YOUR GOAL
The output should contain the listing word for word and no pictures.
----------
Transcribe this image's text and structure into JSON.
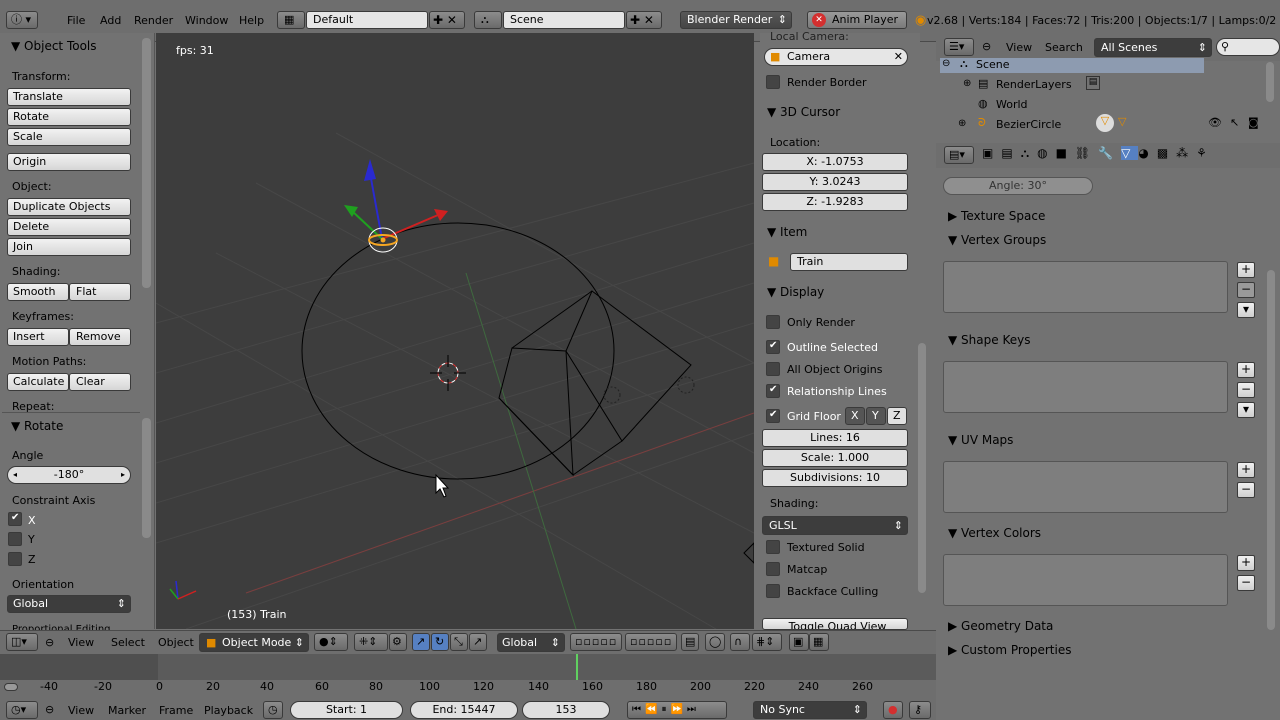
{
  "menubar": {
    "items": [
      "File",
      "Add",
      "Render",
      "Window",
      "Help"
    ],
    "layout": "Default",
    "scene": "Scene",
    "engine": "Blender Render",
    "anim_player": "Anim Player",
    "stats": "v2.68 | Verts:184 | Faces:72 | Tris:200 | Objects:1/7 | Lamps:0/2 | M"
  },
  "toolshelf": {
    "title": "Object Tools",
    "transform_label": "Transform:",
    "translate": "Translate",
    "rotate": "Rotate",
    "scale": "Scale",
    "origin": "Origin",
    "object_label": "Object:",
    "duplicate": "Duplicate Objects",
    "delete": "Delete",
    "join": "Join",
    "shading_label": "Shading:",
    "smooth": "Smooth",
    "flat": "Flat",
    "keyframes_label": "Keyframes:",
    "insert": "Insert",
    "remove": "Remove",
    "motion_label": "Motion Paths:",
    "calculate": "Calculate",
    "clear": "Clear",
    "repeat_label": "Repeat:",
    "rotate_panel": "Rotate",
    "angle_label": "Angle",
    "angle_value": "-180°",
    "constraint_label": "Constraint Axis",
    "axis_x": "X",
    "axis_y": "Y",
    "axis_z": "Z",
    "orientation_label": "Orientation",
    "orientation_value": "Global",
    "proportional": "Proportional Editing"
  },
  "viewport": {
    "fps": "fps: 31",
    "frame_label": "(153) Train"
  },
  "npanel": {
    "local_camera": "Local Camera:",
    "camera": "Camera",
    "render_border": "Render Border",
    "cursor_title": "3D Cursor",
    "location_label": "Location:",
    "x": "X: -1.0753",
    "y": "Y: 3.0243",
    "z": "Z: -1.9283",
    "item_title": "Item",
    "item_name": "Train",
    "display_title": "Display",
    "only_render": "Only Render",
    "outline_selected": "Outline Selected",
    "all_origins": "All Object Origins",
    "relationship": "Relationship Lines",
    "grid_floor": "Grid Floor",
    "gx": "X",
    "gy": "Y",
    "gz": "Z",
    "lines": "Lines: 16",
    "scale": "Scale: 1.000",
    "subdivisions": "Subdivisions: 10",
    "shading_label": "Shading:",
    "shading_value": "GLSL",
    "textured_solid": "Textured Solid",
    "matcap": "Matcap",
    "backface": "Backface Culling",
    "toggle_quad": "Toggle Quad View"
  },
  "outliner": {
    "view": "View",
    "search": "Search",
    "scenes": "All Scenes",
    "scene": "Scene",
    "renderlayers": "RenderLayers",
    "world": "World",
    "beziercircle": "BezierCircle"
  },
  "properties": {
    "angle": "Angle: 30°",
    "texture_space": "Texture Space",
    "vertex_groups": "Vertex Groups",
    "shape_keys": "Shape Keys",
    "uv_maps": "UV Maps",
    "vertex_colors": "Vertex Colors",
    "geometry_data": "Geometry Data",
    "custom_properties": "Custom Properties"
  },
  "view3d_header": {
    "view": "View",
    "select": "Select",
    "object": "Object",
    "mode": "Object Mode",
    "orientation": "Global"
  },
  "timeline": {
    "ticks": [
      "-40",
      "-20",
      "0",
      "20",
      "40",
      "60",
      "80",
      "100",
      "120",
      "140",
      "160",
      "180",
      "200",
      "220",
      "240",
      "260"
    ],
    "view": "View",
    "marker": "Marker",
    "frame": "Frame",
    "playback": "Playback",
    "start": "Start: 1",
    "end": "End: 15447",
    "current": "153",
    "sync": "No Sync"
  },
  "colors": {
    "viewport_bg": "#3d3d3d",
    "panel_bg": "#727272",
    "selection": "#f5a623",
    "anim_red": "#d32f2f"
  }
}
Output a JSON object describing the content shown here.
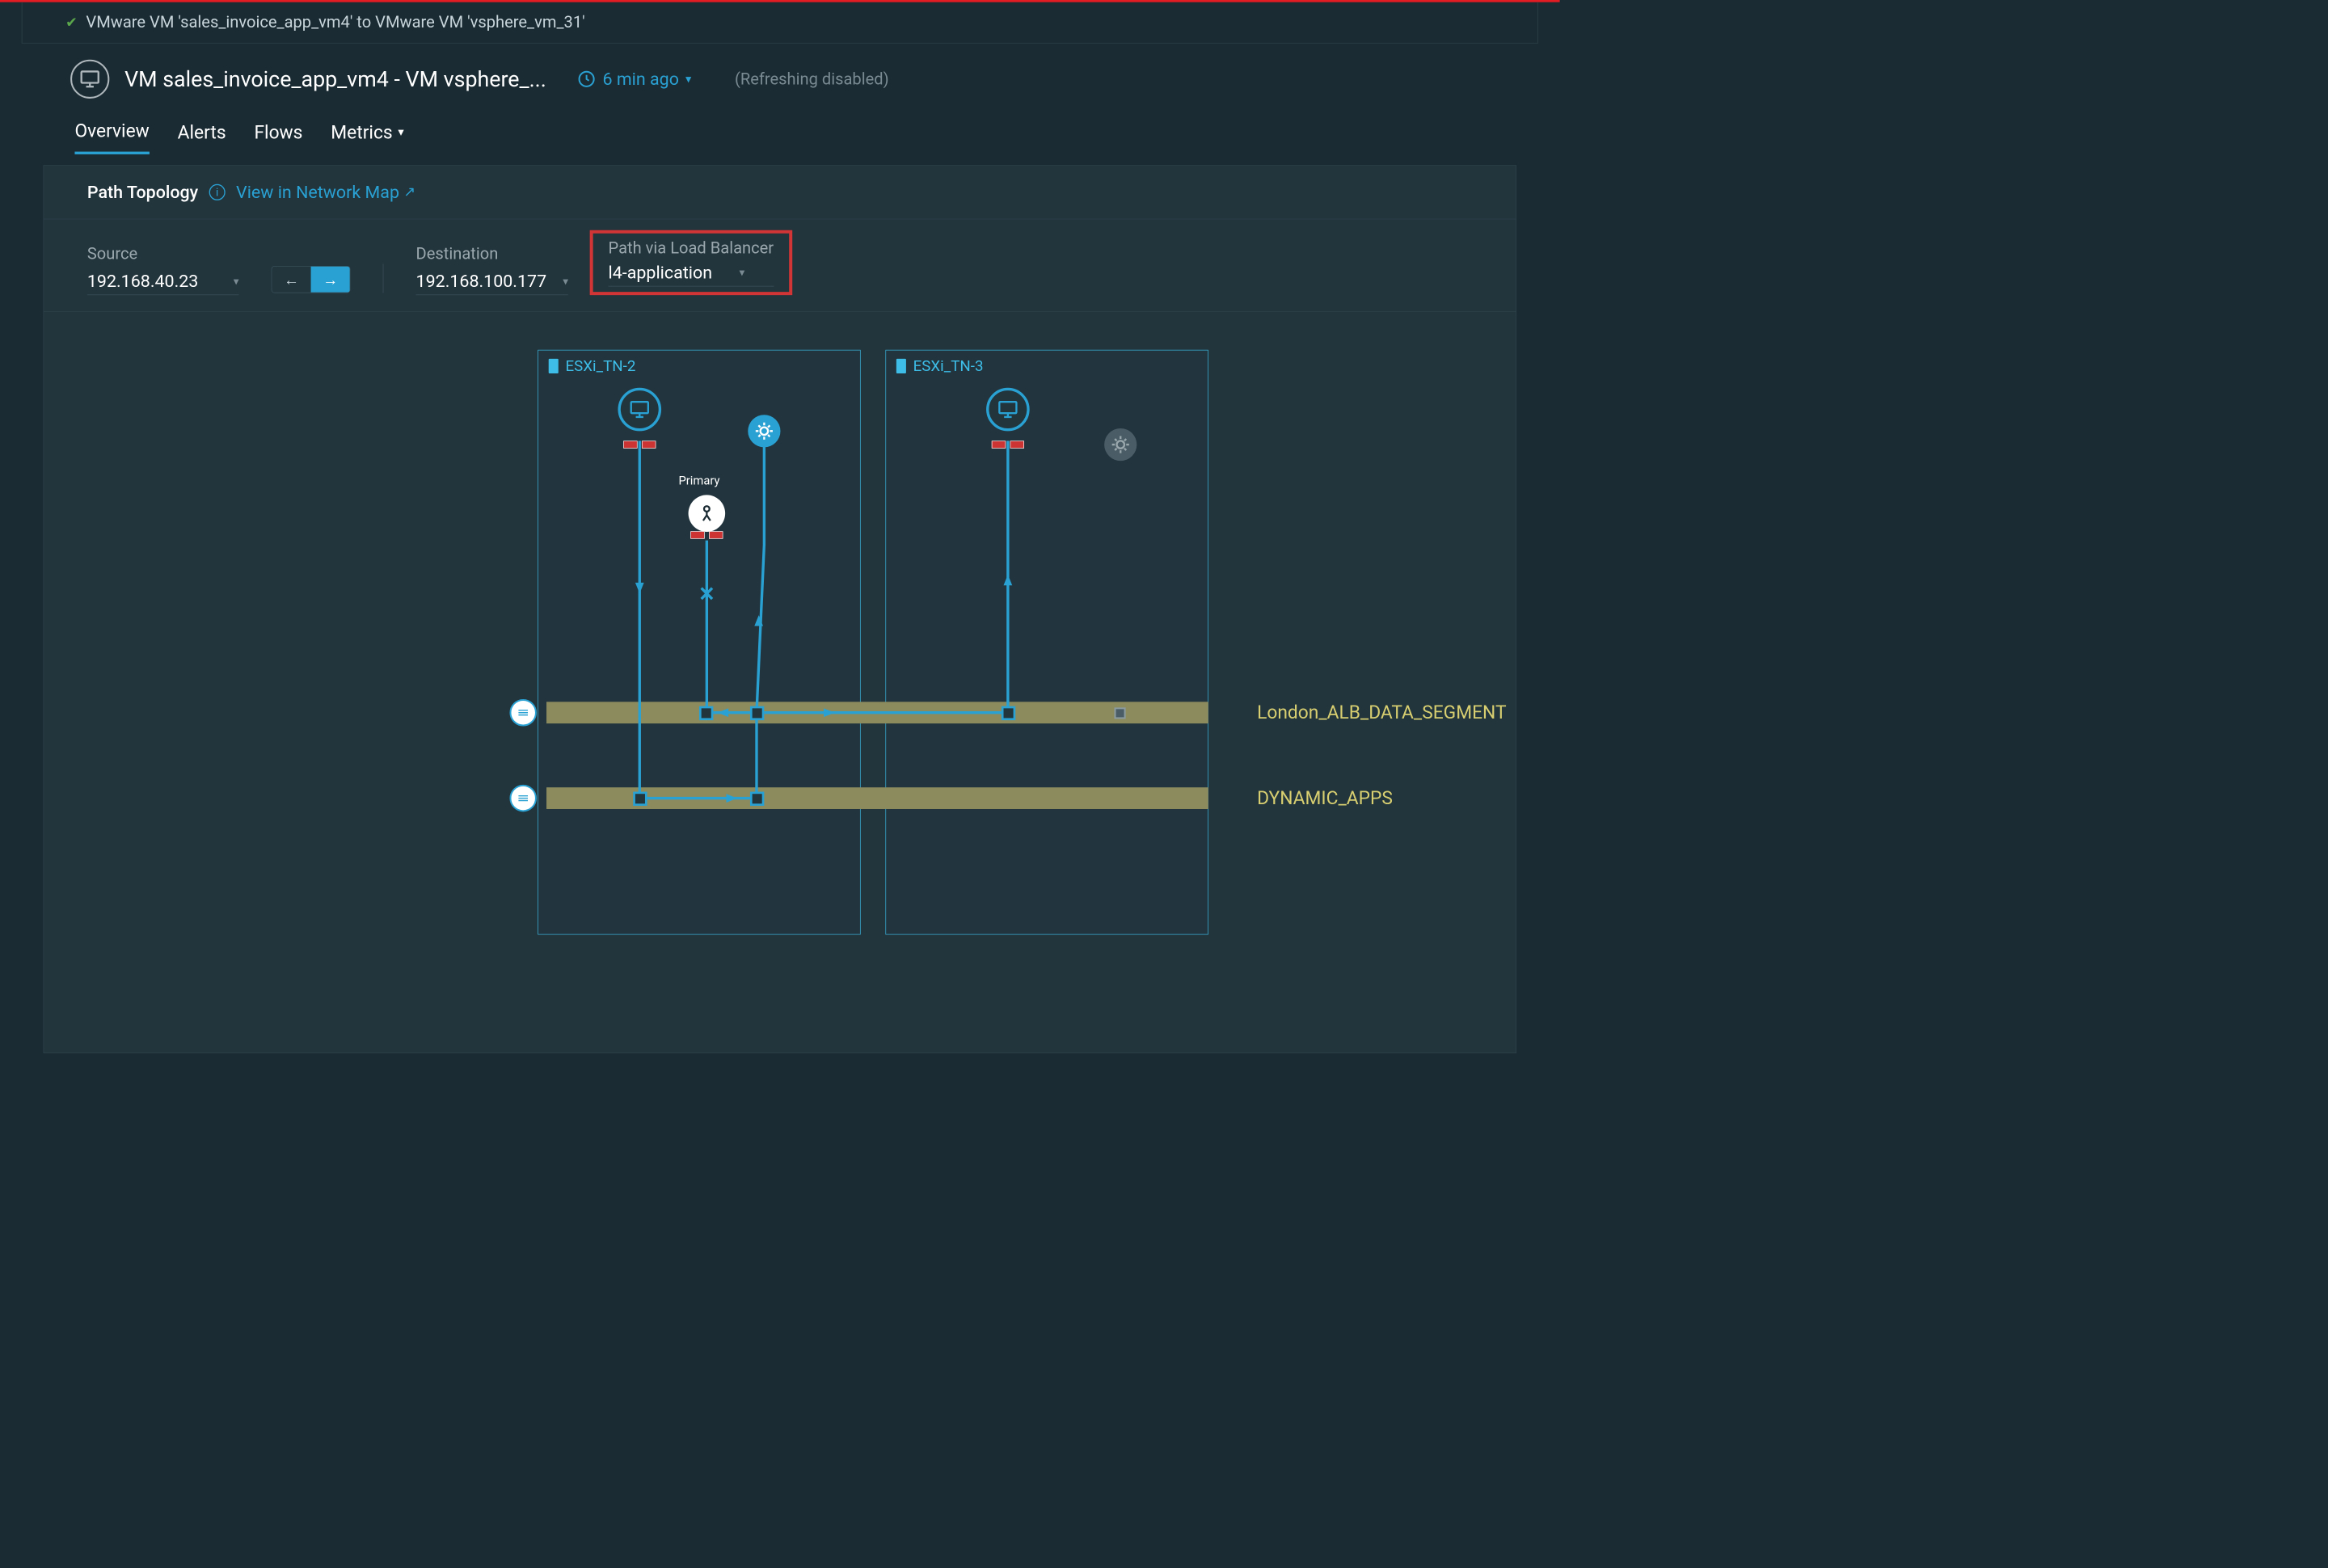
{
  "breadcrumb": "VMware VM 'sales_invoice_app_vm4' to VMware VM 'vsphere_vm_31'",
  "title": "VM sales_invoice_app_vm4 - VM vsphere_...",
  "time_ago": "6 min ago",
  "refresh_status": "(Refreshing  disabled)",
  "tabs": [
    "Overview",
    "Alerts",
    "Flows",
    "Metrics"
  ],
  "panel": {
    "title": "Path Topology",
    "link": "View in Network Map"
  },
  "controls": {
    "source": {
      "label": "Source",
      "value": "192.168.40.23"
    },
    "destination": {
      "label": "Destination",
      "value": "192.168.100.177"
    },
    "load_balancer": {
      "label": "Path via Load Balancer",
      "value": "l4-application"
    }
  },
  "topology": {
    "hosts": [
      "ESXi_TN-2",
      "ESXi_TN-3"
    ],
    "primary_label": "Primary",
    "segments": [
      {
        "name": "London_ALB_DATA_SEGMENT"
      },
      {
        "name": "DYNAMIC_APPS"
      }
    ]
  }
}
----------
RESPONSE BELOW
Transcribe this image's text and structure into JSON.
{
  "menubar": {
    "items": [
      "File",
      "Add",
      "Render",
      "Window",
      "Help"
    ],
    "layout": "Default",
    "scene": "Scene",
    "engine": "Blender Render",
    "anim_player": "Anim Player",
    "stats": "v2.68 | Verts:184 | Faces:72 | Tris:200 | Objects:1/7 | Lamps:0/2 | M"
  },
  "toolshelf": {
    "title": "Object Tools",
    "transform_label": "Transform:",
    "translate": "Translate",
    "rotate": "Rotate",
    "scale": "Scale",
    "origin": "Origin",
    "object_label": "Object:",
    "duplicate": "Duplicate Objects",
    "delete": "Delete",
    "join": "Join",
    "shading_label": "Shading:",
    "smooth": "Smooth",
    "flat": "Flat",
    "keyframes_label": "Keyframes:",
    "insert": "Insert",
    "remove": "Remove",
    "motion_label": "Motion Paths:",
    "calculate": "Calculate",
    "clear": "Clear",
    "repeat_label": "Repeat:",
    "rotate_panel": "Rotate",
    "angle_label": "Angle",
    "angle_value": "-180°",
    "constraint_label": "Constraint Axis",
    "axis_x": "X",
    "axis_y": "Y",
    "axis_z": "Z",
    "orientation_label": "Orientation",
    "orientation_value": "Global",
    "proportional": "Proportional Editing"
  },
  "viewport": {
    "fps": "fps: 31",
    "frame_label": "(153) Train"
  },
  "npanel": {
    "local_camera": "Local Camera:",
    "camera": "Camera",
    "render_border": "Render Border",
    "cursor_title": "3D Cursor",
    "location_label": "Location:",
    "x": "X: -1.0753",
    "y": "Y: 3.0243",
    "z": "Z: -1.9283",
    "item_title": "Item",
    "item_name": "Train",
    "display_title": "Display",
    "only_render": "Only Render",
    "outline_selected": "Outline Selected",
    "all_origins": "All Object Origins",
    "relationship": "Relationship Lines",
    "grid_floor": "Grid Floor",
    "gx": "X",
    "gy": "Y",
    "gz": "Z",
    "lines": "Lines: 16",
    "scale": "Scale: 1.000",
    "subdivisions": "Subdivisions: 10",
    "shading_label": "Shading:",
    "shading_value": "GLSL",
    "textured_solid": "Textured Solid",
    "matcap": "Matcap",
    "backface": "Backface Culling",
    "toggle_quad": "Toggle Quad View"
  },
  "outliner": {
    "view": "View",
    "search": "Search",
    "scenes": "All Scenes",
    "scene": "Scene",
    "renderlayers": "RenderLayers",
    "world": "World",
    "beziercircle": "BezierCircle"
  },
  "properties": {
    "angle": "Angle: 30°",
    "texture_space": "Texture Space",
    "vertex_groups": "Vertex Groups",
    "shape_keys": "Shape Keys",
    "uv_maps": "UV Maps",
    "vertex_colors": "Vertex Colors",
    "geometry_data": "Geometry Data",
    "custom_properties": "Custom Properties"
  },
  "view3d_header": {
    "view": "View",
    "select": "Select",
    "object": "Object",
    "mode": "Object Mode",
    "orientation": "Global"
  },
  "timeline": {
    "ticks": [
      "-40",
      "-20",
      "0",
      "20",
      "40",
      "60",
      "80",
      "100",
      "120",
      "140",
      "160",
      "180",
      "200",
      "220",
      "240",
      "260"
    ],
    "view": "View",
    "marker": "Marker",
    "frame": "Frame",
    "playback": "Playback",
    "start": "Start: 1",
    "end": "End: 15447",
    "current": "153",
    "sync": "No Sync"
  },
  "colors": {
    "viewport_bg": "#3d3d3d",
    "panel_bg": "#727272",
    "selection": "#f5a623",
    "anim_red": "#d32f2f"
  }
}
Output a JSON object describing the content shown here.
{
  "breadcrumb": "VMware VM 'sales_invoice_app_vm4' to VMware VM 'vsphere_vm_31'",
  "title": "VM sales_invoice_app_vm4 - VM vsphere_...",
  "time_ago": "6 min ago",
  "refresh_status": "(Refreshing  disabled)",
  "tabs": [
    "Overview",
    "Alerts",
    "Flows",
    "Metrics"
  ],
  "panel": {
    "title": "Path Topology",
    "link": "View in Network Map"
  },
  "controls": {
    "source": {
      "label": "Source",
      "value": "192.168.40.23"
    },
    "destination": {
      "label": "Destination",
      "value": "192.168.100.177"
    },
    "load_balancer": {
      "label": "Path via Load Balancer",
      "value": "l4-application"
    }
  },
  "topology": {
    "hosts": [
      "ESXi_TN-2",
      "ESXi_TN-3"
    ],
    "primary_label": "Primary",
    "segments": [
      {
        "name": "London_ALB_DATA_SEGMENT"
      },
      {
        "name": "DYNAMIC_APPS"
      }
    ]
  }
}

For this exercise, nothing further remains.